Legend has it that in 1531, the Virgin appeared to the Indian Juan Diego and asked him to visit Bishop Juan de Zumárraga so he could build her a chapel at the hill of Tepeyac, north of Mexico City. At first, the bishop refused to believe Juan Diego, until he unfolded his cloak filled with extraordinary flowers, revealing the miraculously imprinted image of the Virgin. Although the cult of the Virgin of Guadalupe goes back to the second half of the sixteenth century, her tradition was fixed a century later. In this version by Antonio de Torres, one of the best painters of the early eighteenth century in Mexico, the Virgin is depicted surrounded by four roundels illustrating her various apparitions to Juan Diego. The larger roundel at her feet depicts her new sanctuary (completed in 1709) at the hill of Tepeyac.

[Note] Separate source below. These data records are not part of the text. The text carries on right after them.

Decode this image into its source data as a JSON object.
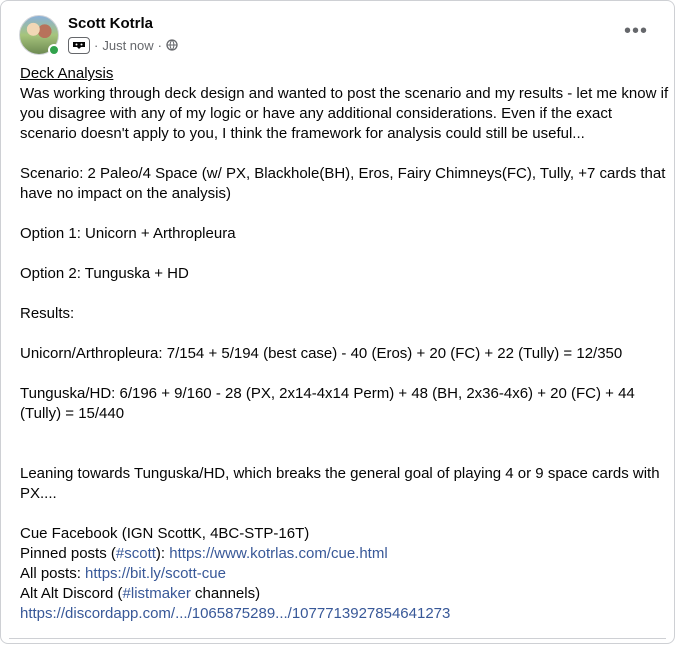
{
  "post": {
    "author": "Scott Kotrla",
    "timestamp": "Just now",
    "separator": "·",
    "title": "Deck Analysis",
    "intro": "Was working through deck design and wanted to post the scenario and my results - let me know if you disagree with any of my logic or have any additional considerations. Even if the exact scenario doesn't apply to you, I think the framework for analysis could still be useful...",
    "scenario": "Scenario: 2 Paleo/4 Space (w/ PX, Blackhole(BH), Eros, Fairy Chimneys(FC), Tully, +7 cards that have no impact on the analysis)",
    "option1": "Option 1: Unicorn + Arthropleura",
    "option2": "Option 2: Tunguska + HD",
    "results_label": "Results:",
    "result1": "Unicorn/Arthropleura: 7/154 + 5/194 (best case) - 40 (Eros) + 20 (FC) + 22 (Tully) = 12/350",
    "result2": "Tunguska/HD: 6/196 + 9/160 - 28 (PX, 2x14-4x14 Perm) + 48 (BH, 2x36-4x6) + 20 (FC) + 44 (Tully) = 15/440",
    "leaning": "Leaning towards Tunguska/HD, which breaks the general goal of playing 4 or 9 space cards with PX....",
    "cue_facebook": "Cue Facebook (IGN ScottK, 4BC-STP-16T)",
    "pinned_prefix": "Pinned posts (",
    "pinned_hashtag": "#scott",
    "pinned_mid": "): ",
    "pinned_link": "https://www.kotrlas.com/cue.html",
    "allposts_prefix": "All posts: ",
    "allposts_link": "https://bit.ly/scott-cue",
    "discord_prefix": "Alt Alt Discord (",
    "discord_hashtag": "#listmaker",
    "discord_suffix": " channels)",
    "discord_link": "https://discordapp.com/.../1065875289.../1077713927854641273"
  },
  "icons": {
    "more": "more-options-icon",
    "audience": "globe-icon",
    "badge": "gaming-badge-icon"
  },
  "colors": {
    "link": "#385898",
    "meta": "#65676b",
    "online": "#31a24c"
  }
}
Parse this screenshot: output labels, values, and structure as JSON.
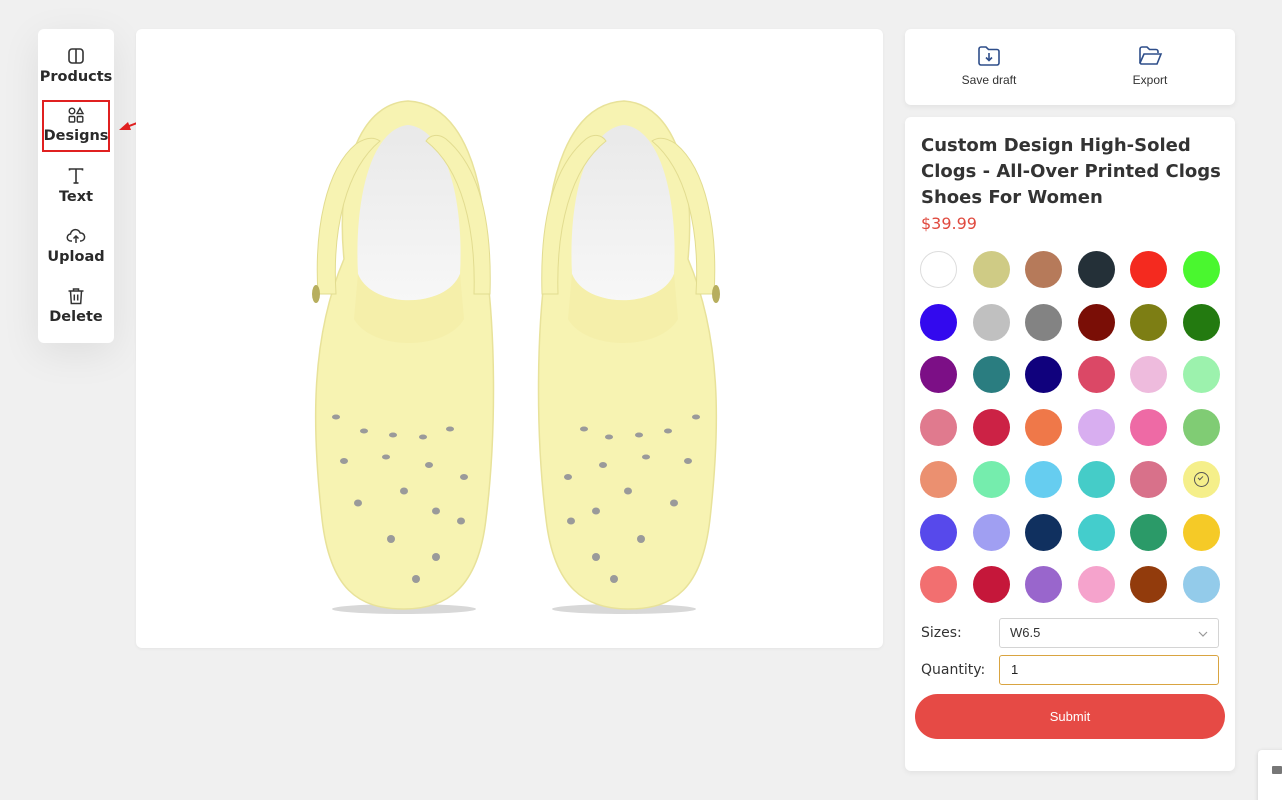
{
  "toolbar": {
    "items": [
      {
        "label": "Products",
        "icon": "panel-icon"
      },
      {
        "label": "Designs",
        "icon": "shapes-icon"
      },
      {
        "label": "Text",
        "icon": "text-icon"
      },
      {
        "label": "Upload",
        "icon": "cloud-upload-icon"
      },
      {
        "label": "Delete",
        "icon": "trash-icon"
      }
    ]
  },
  "actions": {
    "save_draft": "Save draft",
    "export": "Export"
  },
  "product": {
    "title": "Custom Design High-Soled Clogs - All-Over Printed Clogs Shoes For Women",
    "price": "$39.99",
    "shoe_color": "#f7f3b2",
    "colors": [
      "#ffffff",
      "#cfcb85",
      "#b67a5a",
      "#243038",
      "#f42a1f",
      "#4af72f",
      "#3309ee",
      "#c0c0c0",
      "#838383",
      "#7a0e06",
      "#7d7e14",
      "#237a10",
      "#7c0f86",
      "#2a7d80",
      "#10017d",
      "#db4866",
      "#eebbdd",
      "#9cf2ad",
      "#e07a8e",
      "#cc2245",
      "#ef7849",
      "#d8aef0",
      "#ee6aa5",
      "#80cc74",
      "#eb9070",
      "#75edad",
      "#66cdf0",
      "#45ccc8",
      "#d8718a",
      "#f5ef8a",
      "#5749eb",
      "#a09ff2",
      "#10305f",
      "#44cdcc",
      "#2b9a68",
      "#f5ca27",
      "#f26f70",
      "#c5173a",
      "#9966cc",
      "#f5a3cc",
      "#923b0c",
      "#93cbea"
    ],
    "selected_color_index": 29
  },
  "form": {
    "sizes_label": "Sizes:",
    "size_value": "W6.5",
    "quantity_label": "Quantity:",
    "quantity_value": "1",
    "submit_label": "Submit"
  }
}
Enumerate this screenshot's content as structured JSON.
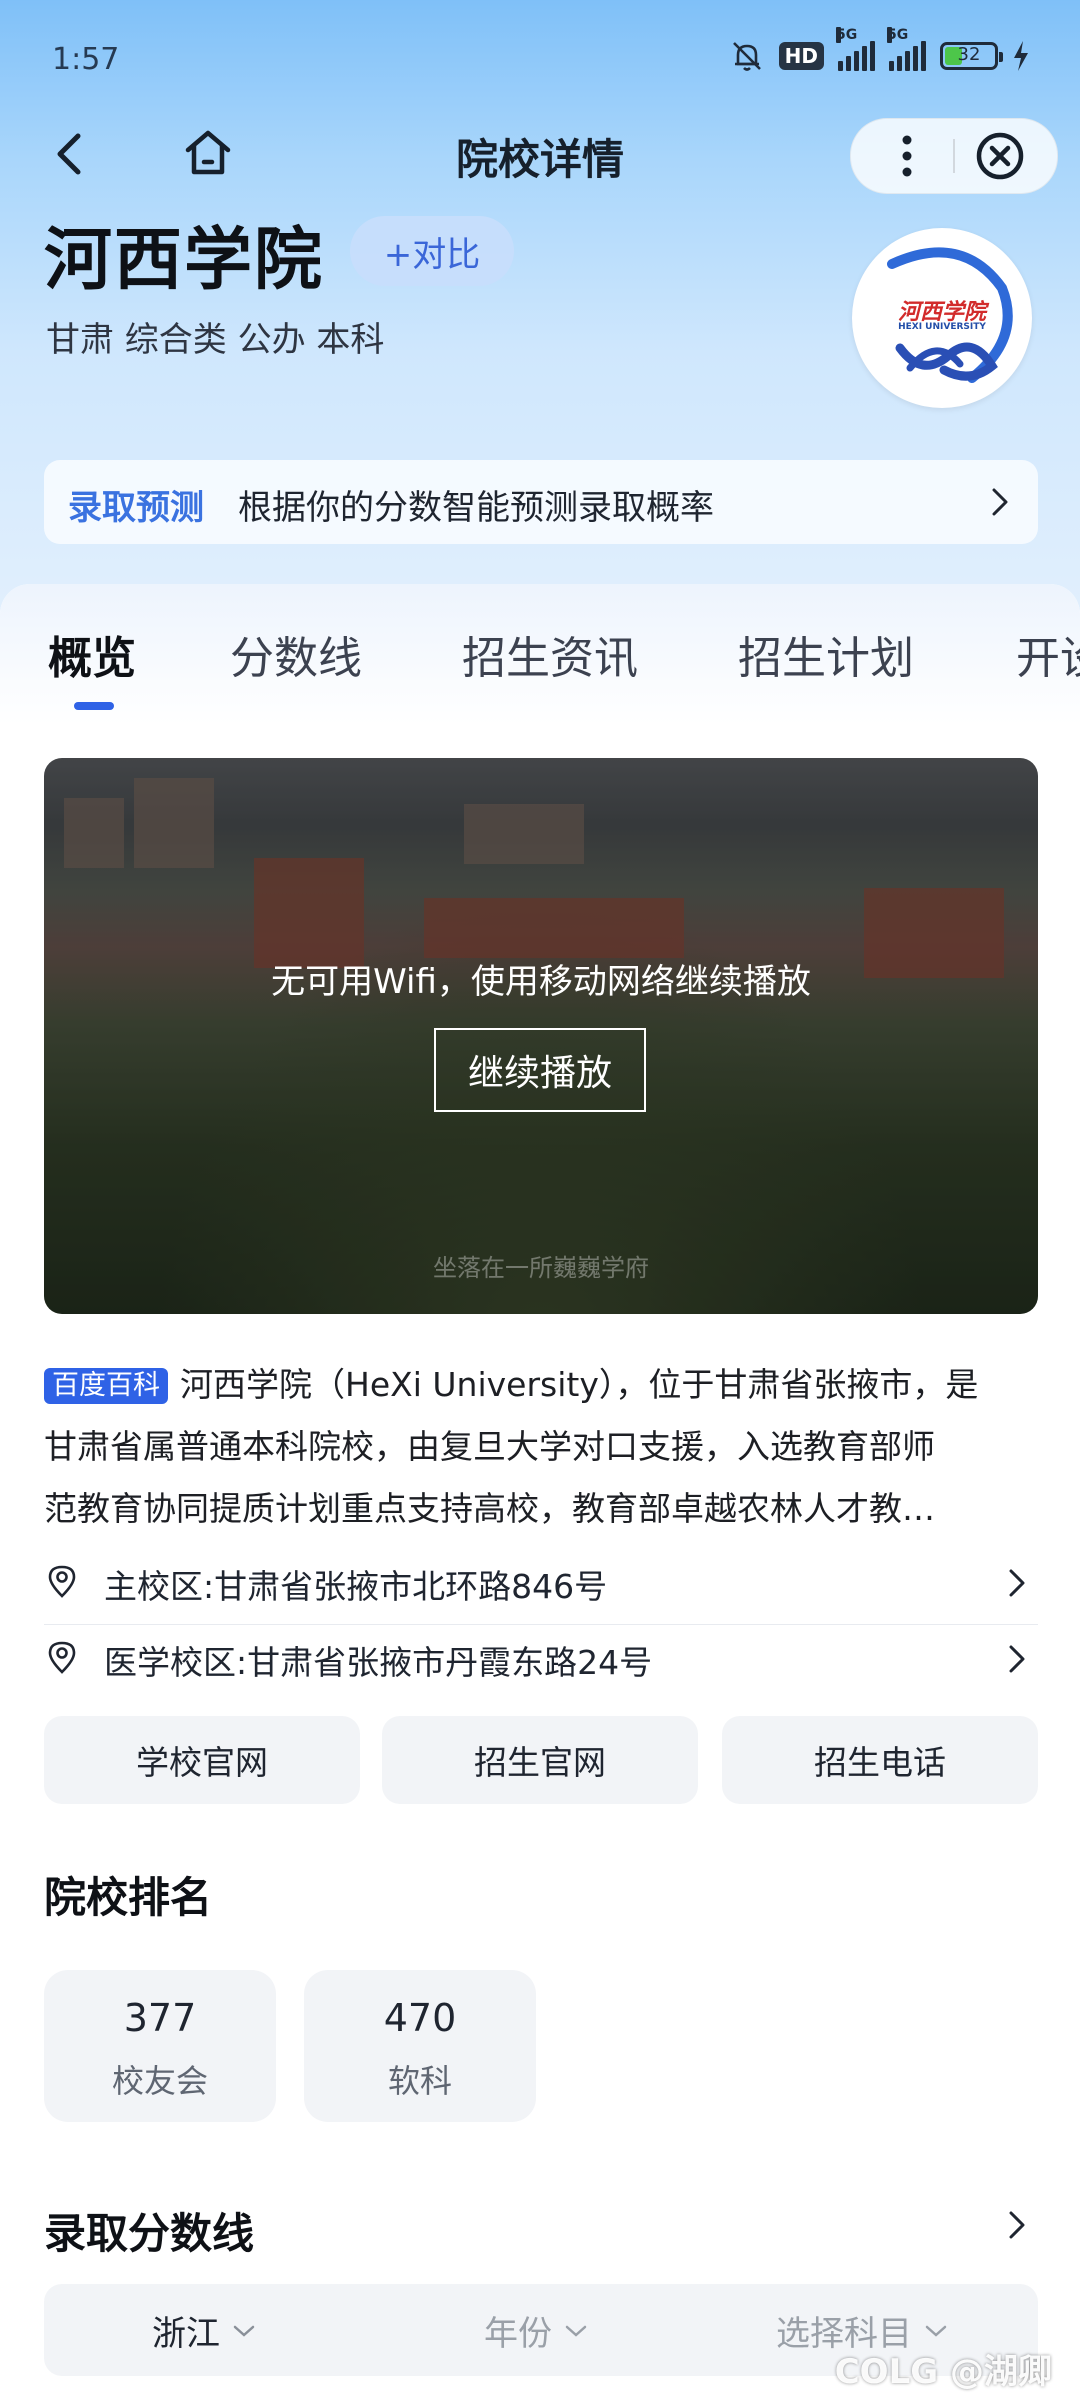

From exhibition Archive of the World, 2022 (for more information see the catalogue entry by JoAnna M. Reyes in the accompanying publication, cat. no. 9, pp. 61–64)
- Katzew, Ilona, ed. Archive of the World: Art and Imagination in Spanish America, 1500–1800: Highlights from LACMA’s Collection. Exh. Cat. Los Angeles: Los Angeles County Museum of Art; New York: DelMonico Books/D.A.P., 2022.
Ilona Katzew, “New Acquisition: Antonio de Torres, Virgin of Guadalupe,” Unframed, May 1, 2014, https://unframed.lacma.org/2014/05/01/new-acquisition-antonio-de-torres-virgin-of-guadalupe.